[Collection entries]

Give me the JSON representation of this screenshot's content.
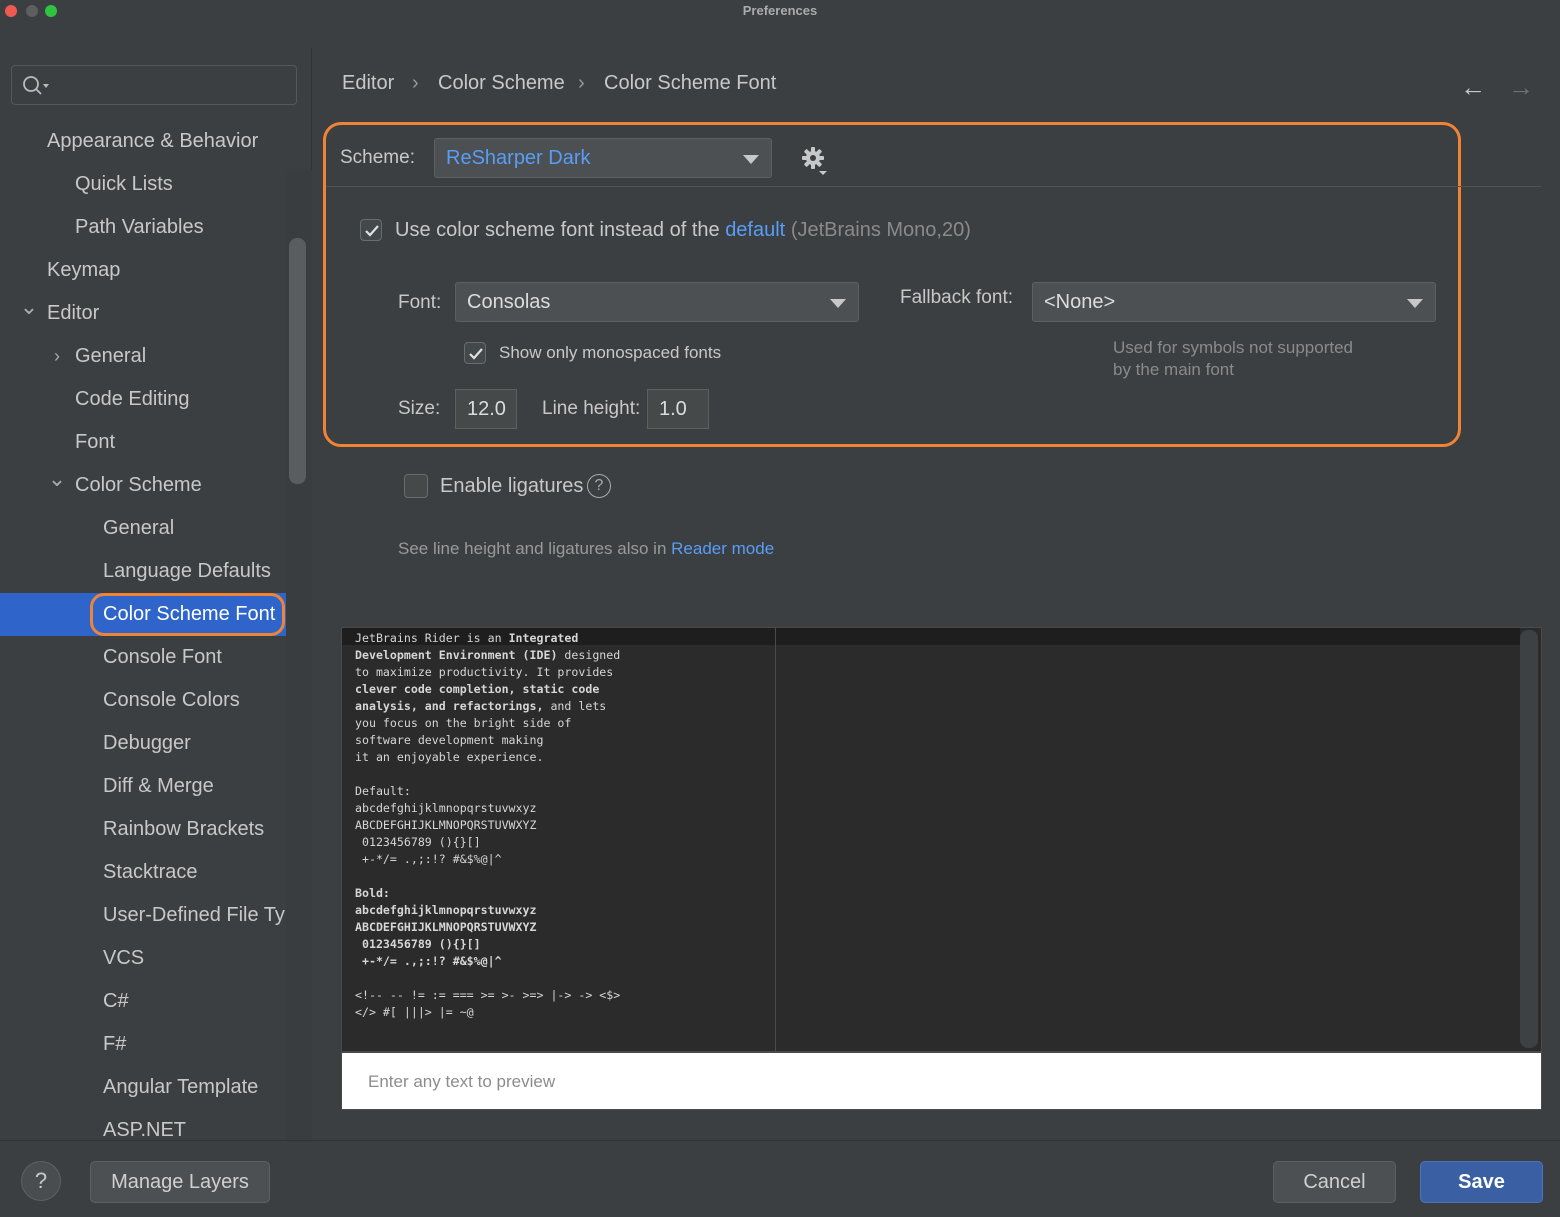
{
  "window": {
    "title": "Preferences"
  },
  "sidebar": {
    "search": {
      "value": "",
      "placeholder": ""
    },
    "items": [
      {
        "label": "Appearance & Behavior",
        "level": 0,
        "chevron": ""
      },
      {
        "label": "Quick Lists",
        "level": 1,
        "chevron": ""
      },
      {
        "label": "Path Variables",
        "level": 1,
        "chevron": ""
      },
      {
        "label": "Keymap",
        "level": 0,
        "chevron": ""
      },
      {
        "label": "Editor",
        "level": 0,
        "chevron": "expanded"
      },
      {
        "label": "General",
        "level": 1,
        "chevron": "collapsed"
      },
      {
        "label": "Code Editing",
        "level": 1,
        "chevron": ""
      },
      {
        "label": "Font",
        "level": 1,
        "chevron": ""
      },
      {
        "label": "Color Scheme",
        "level": 1,
        "chevron": "expanded"
      },
      {
        "label": "General",
        "level": 2,
        "chevron": ""
      },
      {
        "label": "Language Defaults",
        "level": 2,
        "chevron": ""
      },
      {
        "label": "Color Scheme Font",
        "level": 2,
        "chevron": "",
        "selected": true
      },
      {
        "label": "Console Font",
        "level": 2,
        "chevron": ""
      },
      {
        "label": "Console Colors",
        "level": 2,
        "chevron": ""
      },
      {
        "label": "Debugger",
        "level": 2,
        "chevron": ""
      },
      {
        "label": "Diff & Merge",
        "level": 2,
        "chevron": ""
      },
      {
        "label": "Rainbow Brackets",
        "level": 2,
        "chevron": ""
      },
      {
        "label": "Stacktrace",
        "level": 2,
        "chevron": ""
      },
      {
        "label": "User-Defined File Ty",
        "level": 2,
        "chevron": ""
      },
      {
        "label": "VCS",
        "level": 2,
        "chevron": ""
      },
      {
        "label": "C#",
        "level": 2,
        "chevron": ""
      },
      {
        "label": "F#",
        "level": 2,
        "chevron": ""
      },
      {
        "label": "Angular Template",
        "level": 2,
        "chevron": ""
      },
      {
        "label": "ASP.NET",
        "level": 2,
        "chevron": ""
      }
    ]
  },
  "breadcrumb": {
    "part1": "Editor",
    "part2": "Color Scheme",
    "part3": "Color Scheme Font",
    "separator": "›"
  },
  "nav": {
    "back": "←",
    "forward": "→"
  },
  "scheme": {
    "label": "Scheme:",
    "value": "ReSharper Dark"
  },
  "use_scheme_font": {
    "checked": true,
    "text": "Use color scheme font instead of the",
    "link": "default",
    "hint": "(JetBrains Mono,20)"
  },
  "font": {
    "label": "Font:",
    "value": "Consolas"
  },
  "fallback": {
    "label": "Fallback font:",
    "value": "<None>",
    "hint_line1": "Used for symbols not supported",
    "hint_line2": "by the main font"
  },
  "monospaced": {
    "checked": true,
    "label": "Show only monospaced fonts"
  },
  "size": {
    "label": "Size:",
    "value": "12.0"
  },
  "line_height": {
    "label": "Line height:",
    "value": "1.0"
  },
  "ligatures": {
    "checked": false,
    "label": "Enable ligatures",
    "help": "?"
  },
  "reader_note": {
    "text": "See line height and ligatures also in",
    "link": "Reader mode"
  },
  "preview": {
    "lines": [
      {
        "parts": [
          [
            "JetBrains Rider is an ",
            false
          ],
          [
            "Integrated",
            true
          ]
        ]
      },
      {
        "parts": [
          [
            "Development Environment (IDE)",
            true
          ],
          [
            " designed",
            false
          ]
        ]
      },
      {
        "parts": [
          [
            "to maximize productivity. It provides",
            false
          ]
        ]
      },
      {
        "parts": [
          [
            "clever code completion, static code",
            true
          ]
        ]
      },
      {
        "parts": [
          [
            "analysis, and refactorings,",
            true
          ],
          [
            " and lets",
            false
          ]
        ]
      },
      {
        "parts": [
          [
            "you focus on the bright side of",
            false
          ]
        ]
      },
      {
        "parts": [
          [
            "software development making",
            false
          ]
        ]
      },
      {
        "parts": [
          [
            "it an enjoyable experience.",
            false
          ]
        ]
      },
      {
        "parts": [
          [
            "",
            false
          ]
        ]
      },
      {
        "parts": [
          [
            "Default:",
            false
          ]
        ]
      },
      {
        "parts": [
          [
            "abcdefghijklmnopqrstuvwxyz",
            false
          ]
        ]
      },
      {
        "parts": [
          [
            "ABCDEFGHIJKLMNOPQRSTUVWXYZ",
            false
          ]
        ]
      },
      {
        "parts": [
          [
            " 0123456789 (){}[]",
            false
          ]
        ]
      },
      {
        "parts": [
          [
            " +-*/= .,;:!? #&$%@|^",
            false
          ]
        ]
      },
      {
        "parts": [
          [
            "",
            false
          ]
        ]
      },
      {
        "parts": [
          [
            "Bold:",
            true
          ]
        ]
      },
      {
        "parts": [
          [
            "abcdefghijklmnopqrstuvwxyz",
            true
          ]
        ]
      },
      {
        "parts": [
          [
            "ABCDEFGHIJKLMNOPQRSTUVWXYZ",
            true
          ]
        ]
      },
      {
        "parts": [
          [
            " 0123456789 (){}[]",
            true
          ]
        ]
      },
      {
        "parts": [
          [
            " +-*/= .,;:!? #&$%@|^",
            true
          ]
        ]
      },
      {
        "parts": [
          [
            "",
            false
          ]
        ]
      },
      {
        "parts": [
          [
            "<!-- -- != := === >= >- >=> |-> -> <$>",
            false
          ]
        ]
      },
      {
        "parts": [
          [
            "</> #[ |||> |= ~@",
            false
          ]
        ]
      }
    ],
    "input_placeholder": "Enter any text to preview"
  },
  "buttons": {
    "help": "?",
    "manage_layers": "Manage Layers",
    "cancel": "Cancel",
    "save": "Save"
  },
  "colors": {
    "accent": "#2f65ca",
    "highlight": "#f08436",
    "link": "#589df6",
    "primary_button": "#3b5fa3"
  }
}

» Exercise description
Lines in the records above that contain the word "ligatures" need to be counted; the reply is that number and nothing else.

» Task solution
3